DATA FOR ANALYSIS below:

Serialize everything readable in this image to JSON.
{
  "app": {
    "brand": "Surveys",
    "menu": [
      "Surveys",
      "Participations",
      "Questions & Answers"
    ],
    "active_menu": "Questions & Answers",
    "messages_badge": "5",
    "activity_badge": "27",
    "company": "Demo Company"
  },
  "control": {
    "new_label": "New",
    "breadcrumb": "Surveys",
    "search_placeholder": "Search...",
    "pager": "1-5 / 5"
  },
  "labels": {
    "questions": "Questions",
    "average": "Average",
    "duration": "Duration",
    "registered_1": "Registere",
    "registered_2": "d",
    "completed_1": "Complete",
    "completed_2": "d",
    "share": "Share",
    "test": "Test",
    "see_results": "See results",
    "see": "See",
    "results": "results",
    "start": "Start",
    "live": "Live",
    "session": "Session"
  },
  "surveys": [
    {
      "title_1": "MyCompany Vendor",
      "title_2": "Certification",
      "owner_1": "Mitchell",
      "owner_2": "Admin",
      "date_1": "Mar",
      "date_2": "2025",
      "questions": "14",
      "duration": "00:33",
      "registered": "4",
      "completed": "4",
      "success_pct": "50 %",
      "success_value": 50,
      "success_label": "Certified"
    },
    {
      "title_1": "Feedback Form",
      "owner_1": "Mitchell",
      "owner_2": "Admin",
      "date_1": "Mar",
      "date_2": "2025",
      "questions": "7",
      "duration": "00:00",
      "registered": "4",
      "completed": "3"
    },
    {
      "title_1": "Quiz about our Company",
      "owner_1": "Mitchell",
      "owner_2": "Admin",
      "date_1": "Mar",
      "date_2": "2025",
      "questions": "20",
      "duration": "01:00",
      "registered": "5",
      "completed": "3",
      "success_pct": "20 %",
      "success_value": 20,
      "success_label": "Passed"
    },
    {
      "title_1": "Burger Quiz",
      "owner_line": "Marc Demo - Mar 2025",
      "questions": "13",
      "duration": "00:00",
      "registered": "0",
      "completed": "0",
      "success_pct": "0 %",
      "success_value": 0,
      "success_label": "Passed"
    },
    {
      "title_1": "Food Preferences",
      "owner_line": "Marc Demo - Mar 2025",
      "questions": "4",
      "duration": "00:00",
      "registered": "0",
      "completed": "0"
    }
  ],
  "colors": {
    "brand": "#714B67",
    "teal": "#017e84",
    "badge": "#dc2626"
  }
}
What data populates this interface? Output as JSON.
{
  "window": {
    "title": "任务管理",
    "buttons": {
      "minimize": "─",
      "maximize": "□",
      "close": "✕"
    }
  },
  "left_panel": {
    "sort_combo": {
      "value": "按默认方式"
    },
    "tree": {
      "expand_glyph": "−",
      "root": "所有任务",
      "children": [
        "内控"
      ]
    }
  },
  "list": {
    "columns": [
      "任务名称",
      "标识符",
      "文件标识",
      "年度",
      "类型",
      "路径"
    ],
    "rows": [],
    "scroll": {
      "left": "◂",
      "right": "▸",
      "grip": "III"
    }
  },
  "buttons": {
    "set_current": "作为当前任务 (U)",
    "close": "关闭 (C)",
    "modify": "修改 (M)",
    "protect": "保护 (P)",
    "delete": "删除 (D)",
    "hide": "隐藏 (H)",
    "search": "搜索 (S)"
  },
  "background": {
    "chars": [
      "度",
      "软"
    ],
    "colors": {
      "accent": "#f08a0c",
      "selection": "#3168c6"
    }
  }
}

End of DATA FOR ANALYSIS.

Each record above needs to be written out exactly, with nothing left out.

EXPECTED OUTPUT =
Serialize everything readable in this image to JSON.
{
  "app": {
    "brand": "Surveys",
    "menu": [
      "Surveys",
      "Participations",
      "Questions & Answers"
    ],
    "active_menu": "Questions & Answers",
    "messages_badge": "5",
    "activity_badge": "27",
    "company": "Demo Company"
  },
  "control": {
    "new_label": "New",
    "breadcrumb": "Surveys",
    "search_placeholder": "Search...",
    "pager": "1-5 / 5"
  },
  "labels": {
    "questions": "Questions",
    "average": "Average",
    "duration": "Duration",
    "registered_1": "Registere",
    "registered_2": "d",
    "completed_1": "Complete",
    "completed_2": "d",
    "share": "Share",
    "test": "Test",
    "see_results": "See results",
    "see": "See",
    "results": "results",
    "start": "Start",
    "live": "Live",
    "session": "Session"
  },
  "surveys": [
    {
      "title_1": "MyCompany Vendor",
      "title_2": "Certification",
      "owner_1": "Mitchell",
      "owner_2": "Admin",
      "date_1": "Mar",
      "date_2": "2025",
      "questions": "14",
      "duration": "00:33",
      "registered": "4",
      "completed": "4",
      "success_pct": "50 %",
      "success_value": 50,
      "success_label": "Certified"
    },
    {
      "title_1": "Feedback Form",
      "owner_1": "Mitchell",
      "owner_2": "Admin",
      "date_1": "Mar",
      "date_2": "2025",
      "questions": "7",
      "duration": "00:00",
      "registered": "4",
      "completed": "3"
    },
    {
      "title_1": "Quiz about our Company",
      "owner_1": "Mitchell",
      "owner_2": "Admin",
      "date_1": "Mar",
      "date_2": "2025",
      "questions": "20",
      "duration": "01:00",
      "registered": "5",
      "completed": "3",
      "success_pct": "20 %",
      "success_value": 20,
      "success_label": "Passed"
    },
    {
      "title_1": "Burger Quiz",
      "owner_line": "Marc Demo - Mar 2025",
      "questions": "13",
      "duration": "00:00",
      "registered": "0",
      "completed": "0",
      "success_pct": "0 %",
      "success_value": 0,
      "success_label": "Passed"
    },
    {
      "title_1": "Food Preferences",
      "owner_line": "Marc Demo - Mar 2025",
      "questions": "4",
      "duration": "00:00",
      "registered": "0",
      "completed": "0"
    }
  ],
  "colors": {
    "brand": "#714B67",
    "teal": "#017e84",
    "badge": "#dc2626"
  }
}
What data populates this interface? Output as JSON.
{
  "window": {
    "title": "任务管理",
    "buttons": {
      "minimize": "─",
      "maximize": "□",
      "close": "✕"
    }
  },
  "left_panel": {
    "sort_combo": {
      "value": "按默认方式"
    },
    "tree": {
      "expand_glyph": "−",
      "root": "所有任务",
      "children": [
        "内控"
      ]
    }
  },
  "list": {
    "columns": [
      "任务名称",
      "标识符",
      "文件标识",
      "年度",
      "类型",
      "路径"
    ],
    "rows": [],
    "scroll": {
      "left": "◂",
      "right": "▸",
      "grip": "III"
    }
  },
  "buttons": {
    "set_current": "作为当前任务 (U)",
    "close": "关闭 (C)",
    "modify": "修改 (M)",
    "protect": "保护 (P)",
    "delete": "删除 (D)",
    "hide": "隐藏 (H)",
    "search": "搜索 (S)"
  },
  "background": {
    "chars": [
      "度",
      "软"
    ],
    "colors": {
      "accent": "#f08a0c",
      "selection": "#3168c6"
    }
  }
}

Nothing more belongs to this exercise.